Avg Rating: 4.75
(37)In Chapter 2, Dr. Meijer introduces Haskell syntax and notation (via a Haskell implementation called Hugs, to be precise, which is based on Haskell 98) and we learn about the Haskell syntax that represents the fundamental construct of functional programming:functions. It's not like you're used to in… 
C9 Lectures: Dr. Erik Meijer  Functional Programming Fundamentals, Chapter 1 of 13
Avg Rating: 5
(61)Welcome to a new technical series on Channel 9 folded into a different kind of 9 format: C9 Lectures. These are what you think they are, lectures. They are not conversational in nature (like most of what you're used to on 9), but rather these pieces are entirely focused on education, coming to you… 

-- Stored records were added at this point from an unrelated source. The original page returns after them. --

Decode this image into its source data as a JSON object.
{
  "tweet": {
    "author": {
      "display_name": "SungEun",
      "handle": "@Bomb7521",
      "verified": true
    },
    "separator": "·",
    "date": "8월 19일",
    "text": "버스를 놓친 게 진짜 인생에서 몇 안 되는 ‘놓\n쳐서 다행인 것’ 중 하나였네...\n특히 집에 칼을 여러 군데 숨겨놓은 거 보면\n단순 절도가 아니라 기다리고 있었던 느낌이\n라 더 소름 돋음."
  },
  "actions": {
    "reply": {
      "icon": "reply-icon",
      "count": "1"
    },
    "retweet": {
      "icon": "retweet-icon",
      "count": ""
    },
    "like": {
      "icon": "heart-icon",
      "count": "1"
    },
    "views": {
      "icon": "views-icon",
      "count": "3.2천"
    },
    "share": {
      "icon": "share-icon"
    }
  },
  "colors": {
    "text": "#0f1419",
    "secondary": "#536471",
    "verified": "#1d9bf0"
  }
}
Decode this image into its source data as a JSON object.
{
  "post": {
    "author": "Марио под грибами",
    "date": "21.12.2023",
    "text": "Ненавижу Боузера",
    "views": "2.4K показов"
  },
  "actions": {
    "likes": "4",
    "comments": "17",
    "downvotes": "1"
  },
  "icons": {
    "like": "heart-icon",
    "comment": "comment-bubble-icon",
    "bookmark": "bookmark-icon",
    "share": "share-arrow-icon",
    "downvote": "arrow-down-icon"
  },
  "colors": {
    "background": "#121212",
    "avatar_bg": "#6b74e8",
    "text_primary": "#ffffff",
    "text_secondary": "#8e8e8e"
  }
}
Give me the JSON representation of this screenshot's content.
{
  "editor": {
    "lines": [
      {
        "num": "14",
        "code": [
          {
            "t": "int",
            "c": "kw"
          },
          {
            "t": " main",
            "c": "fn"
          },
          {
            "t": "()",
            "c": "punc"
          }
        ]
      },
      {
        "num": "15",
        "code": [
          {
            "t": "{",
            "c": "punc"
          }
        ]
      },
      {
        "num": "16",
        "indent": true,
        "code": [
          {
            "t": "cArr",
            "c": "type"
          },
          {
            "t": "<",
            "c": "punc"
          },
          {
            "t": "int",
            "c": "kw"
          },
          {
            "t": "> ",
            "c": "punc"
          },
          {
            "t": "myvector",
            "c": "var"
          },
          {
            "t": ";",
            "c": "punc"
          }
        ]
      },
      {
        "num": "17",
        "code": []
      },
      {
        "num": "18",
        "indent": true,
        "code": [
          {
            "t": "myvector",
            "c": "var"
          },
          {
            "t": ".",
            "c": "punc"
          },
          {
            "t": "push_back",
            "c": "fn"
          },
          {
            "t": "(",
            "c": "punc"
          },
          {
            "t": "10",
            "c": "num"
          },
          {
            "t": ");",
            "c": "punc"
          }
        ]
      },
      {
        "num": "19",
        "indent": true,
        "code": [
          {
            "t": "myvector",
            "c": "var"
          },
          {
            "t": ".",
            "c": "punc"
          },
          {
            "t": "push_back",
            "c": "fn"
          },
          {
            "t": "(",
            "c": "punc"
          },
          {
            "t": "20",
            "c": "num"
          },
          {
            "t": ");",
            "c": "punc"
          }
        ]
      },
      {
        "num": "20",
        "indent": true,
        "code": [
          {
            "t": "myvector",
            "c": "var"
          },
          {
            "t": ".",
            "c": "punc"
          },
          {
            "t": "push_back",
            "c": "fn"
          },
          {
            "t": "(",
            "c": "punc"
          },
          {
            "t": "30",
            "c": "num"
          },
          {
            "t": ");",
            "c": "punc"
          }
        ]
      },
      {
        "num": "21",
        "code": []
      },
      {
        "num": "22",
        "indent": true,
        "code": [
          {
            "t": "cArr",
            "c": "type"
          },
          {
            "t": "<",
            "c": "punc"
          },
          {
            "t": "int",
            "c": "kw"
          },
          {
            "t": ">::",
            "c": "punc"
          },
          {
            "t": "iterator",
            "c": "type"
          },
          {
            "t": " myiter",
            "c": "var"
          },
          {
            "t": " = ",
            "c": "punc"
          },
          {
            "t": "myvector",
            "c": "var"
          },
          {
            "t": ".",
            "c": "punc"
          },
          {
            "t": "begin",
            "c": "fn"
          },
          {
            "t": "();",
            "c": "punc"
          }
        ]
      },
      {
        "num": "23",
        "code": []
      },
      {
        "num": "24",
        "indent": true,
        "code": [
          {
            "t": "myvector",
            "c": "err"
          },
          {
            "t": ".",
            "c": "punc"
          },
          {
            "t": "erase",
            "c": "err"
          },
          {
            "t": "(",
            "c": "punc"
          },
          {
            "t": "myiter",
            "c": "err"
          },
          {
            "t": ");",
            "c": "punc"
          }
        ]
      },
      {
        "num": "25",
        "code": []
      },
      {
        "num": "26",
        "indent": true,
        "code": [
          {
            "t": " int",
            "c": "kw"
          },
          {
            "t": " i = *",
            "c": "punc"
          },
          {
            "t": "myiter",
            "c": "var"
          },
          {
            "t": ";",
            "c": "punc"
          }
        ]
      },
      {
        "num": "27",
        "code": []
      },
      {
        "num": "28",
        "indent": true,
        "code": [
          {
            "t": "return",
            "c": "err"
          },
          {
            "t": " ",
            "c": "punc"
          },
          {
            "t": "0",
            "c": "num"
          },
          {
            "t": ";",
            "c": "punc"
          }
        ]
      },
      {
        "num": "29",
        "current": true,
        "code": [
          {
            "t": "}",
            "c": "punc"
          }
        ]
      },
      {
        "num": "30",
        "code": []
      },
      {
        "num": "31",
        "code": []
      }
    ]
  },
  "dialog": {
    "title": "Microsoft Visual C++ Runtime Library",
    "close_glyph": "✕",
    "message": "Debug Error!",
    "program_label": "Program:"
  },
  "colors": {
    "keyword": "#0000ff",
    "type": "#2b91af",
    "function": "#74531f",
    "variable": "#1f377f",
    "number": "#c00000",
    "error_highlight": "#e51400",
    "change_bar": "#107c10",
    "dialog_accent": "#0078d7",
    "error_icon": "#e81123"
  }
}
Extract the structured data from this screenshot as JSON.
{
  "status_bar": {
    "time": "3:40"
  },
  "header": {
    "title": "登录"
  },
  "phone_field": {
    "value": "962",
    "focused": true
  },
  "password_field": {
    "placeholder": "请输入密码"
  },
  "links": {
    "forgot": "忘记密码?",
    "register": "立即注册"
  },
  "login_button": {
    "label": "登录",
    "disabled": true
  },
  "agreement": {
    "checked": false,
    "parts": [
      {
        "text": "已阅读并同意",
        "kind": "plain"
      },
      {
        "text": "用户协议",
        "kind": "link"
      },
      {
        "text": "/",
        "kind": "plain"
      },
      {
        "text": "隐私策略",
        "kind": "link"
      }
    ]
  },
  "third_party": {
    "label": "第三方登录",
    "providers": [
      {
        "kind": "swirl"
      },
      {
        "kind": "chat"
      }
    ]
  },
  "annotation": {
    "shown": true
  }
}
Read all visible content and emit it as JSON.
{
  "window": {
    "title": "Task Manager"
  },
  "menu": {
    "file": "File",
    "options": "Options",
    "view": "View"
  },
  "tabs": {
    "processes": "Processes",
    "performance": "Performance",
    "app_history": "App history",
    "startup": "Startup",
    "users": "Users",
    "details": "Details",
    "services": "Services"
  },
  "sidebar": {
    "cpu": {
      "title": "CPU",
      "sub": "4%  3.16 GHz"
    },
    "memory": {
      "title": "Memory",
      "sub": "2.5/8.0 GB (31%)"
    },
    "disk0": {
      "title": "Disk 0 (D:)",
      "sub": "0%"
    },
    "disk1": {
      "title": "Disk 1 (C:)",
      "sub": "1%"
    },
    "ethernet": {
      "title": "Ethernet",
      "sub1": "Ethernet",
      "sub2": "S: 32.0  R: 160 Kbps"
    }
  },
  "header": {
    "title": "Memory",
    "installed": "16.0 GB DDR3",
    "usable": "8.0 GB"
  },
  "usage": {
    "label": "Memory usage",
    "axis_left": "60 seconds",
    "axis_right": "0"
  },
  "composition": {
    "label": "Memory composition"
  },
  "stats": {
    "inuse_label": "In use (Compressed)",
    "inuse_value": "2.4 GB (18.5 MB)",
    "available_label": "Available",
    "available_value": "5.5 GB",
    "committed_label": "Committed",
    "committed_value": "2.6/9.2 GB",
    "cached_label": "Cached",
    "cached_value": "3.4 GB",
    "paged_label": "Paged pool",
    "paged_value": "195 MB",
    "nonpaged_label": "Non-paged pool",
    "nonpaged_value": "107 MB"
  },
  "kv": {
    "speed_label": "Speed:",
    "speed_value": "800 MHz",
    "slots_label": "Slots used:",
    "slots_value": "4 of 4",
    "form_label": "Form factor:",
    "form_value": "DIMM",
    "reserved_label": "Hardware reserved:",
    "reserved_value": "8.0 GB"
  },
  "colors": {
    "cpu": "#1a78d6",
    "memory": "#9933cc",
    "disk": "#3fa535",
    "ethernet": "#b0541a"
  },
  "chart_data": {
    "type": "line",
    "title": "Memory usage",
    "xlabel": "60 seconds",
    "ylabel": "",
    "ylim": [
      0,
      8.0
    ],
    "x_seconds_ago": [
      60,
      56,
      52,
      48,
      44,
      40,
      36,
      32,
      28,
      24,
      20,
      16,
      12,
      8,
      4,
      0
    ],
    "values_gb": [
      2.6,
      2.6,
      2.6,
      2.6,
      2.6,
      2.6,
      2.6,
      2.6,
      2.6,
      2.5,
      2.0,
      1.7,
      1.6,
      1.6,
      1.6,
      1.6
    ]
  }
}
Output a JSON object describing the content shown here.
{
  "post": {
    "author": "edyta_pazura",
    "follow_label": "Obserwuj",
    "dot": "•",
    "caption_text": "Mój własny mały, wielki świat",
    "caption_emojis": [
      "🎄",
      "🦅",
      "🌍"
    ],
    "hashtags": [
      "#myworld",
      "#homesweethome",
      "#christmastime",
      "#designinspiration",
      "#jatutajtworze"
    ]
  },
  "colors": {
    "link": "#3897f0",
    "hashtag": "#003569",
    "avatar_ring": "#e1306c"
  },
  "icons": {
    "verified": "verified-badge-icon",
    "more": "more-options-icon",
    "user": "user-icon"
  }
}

Erik Meijer and Matthew Podwysocki  Perspectives on Functional Programming
Avg Rating: 5
(7)Matthew Podwysocki is a senior consultant for Microsoft platform technologies in the D.C. area. He's been programming since he was a child and has a particular interest and passion for functional programming. Functional programming is all the rage these days. General purpose imperative… 
C9 Lectures: Dr. Erik Meijer  Functional Programming Fundamentals Chapter 7 of 13
Avg Rating: 5
(15)In Chapter 7, Dr. Meijer teaches us about HigherOrder Functions. A function is called higherorder if it takes a function as an argument and returns a function as a result:twice :: (a > a) > a > atwice f x = f (f x)The function twice above is higher order because it takes a function… 
C9 Lectures: Dr. Erik Meijer  Functional Programming Fundamentals Chapter 6 of 13
Avg Rating: 5
(15)In Chapter 6, Dr. Meijer guides us through the world of recursive functions. In Haskell, functions can be defined in terms of themselves. Such functions are called recursive. For example: factorial 0 = 1factorial (n+1) = (n+1) * factorial nfactorial maps 0 to 1, and any other positive… 
C9 Lectures: Dr. Erik Meijer  Functional Programming Fundamentals Chapter 5 of 13
Avg Rating: 5
(21)In Chapter 5, Dr. Meijer introduces and digs into List Comprehensions. In mathematics, comprehension notation is used to construct new sets from old sets. In Haskell, you can create new lists from old lists using a similarcomprehension syntax:[x^2  x < [1..5]]The above notation represents the… 
C9 Lectures: Dr. Erik Meijer  Functional Programming Fundamentals, Chapter 3 of 13
Avg Rating: 5
(18)In Chapter 3, Dr. Meijer explores types and classes in Haskell. A type is a collection of related values and in Haskell every wellformed expression has a type. Using type inference, these types are automatically calculated at run time. Ifexpression e returns a type t, then e is of type t, e :: t. A… 
Parallel Performance Tuning for Haskell
Avg Rating: 5
(3)Very interesting work with implications for integration into more mainstream runtimes... In general, runtime support for parallel tuning is necessary going forward. The Many Core age has only just begun... This paper is a great read.Parallel Haskell programming has entered the mainstream with… 
C9 Lectures: Dr. Ralf Lämmel  The Quick Essence of Functional Programming
Avg Rating: 5
(10)We had to cover monads eventually, and there are many great monad tutorials out there (see, for example, here: http://www.haskell.org/haskellwiki/Tutorials#Using_monads). In fact, there are web resources concerned solely with organizing the many monad tutorials available in the wild, and developing… 
C9 Lectures: Dr. Ralf Lämmel  Going Bananas
Avg Rating: 5
(5)Dr. Ralf Lämmel returns for an exploration of folds, aka bananas. This is lecture 5 in his C9 Lecture series covering advanced functional programming topics. Welcome back, Ralf! We're so happy to have you here! Why bananas, Ralf? Banana is functional programming slang for "fold"—an…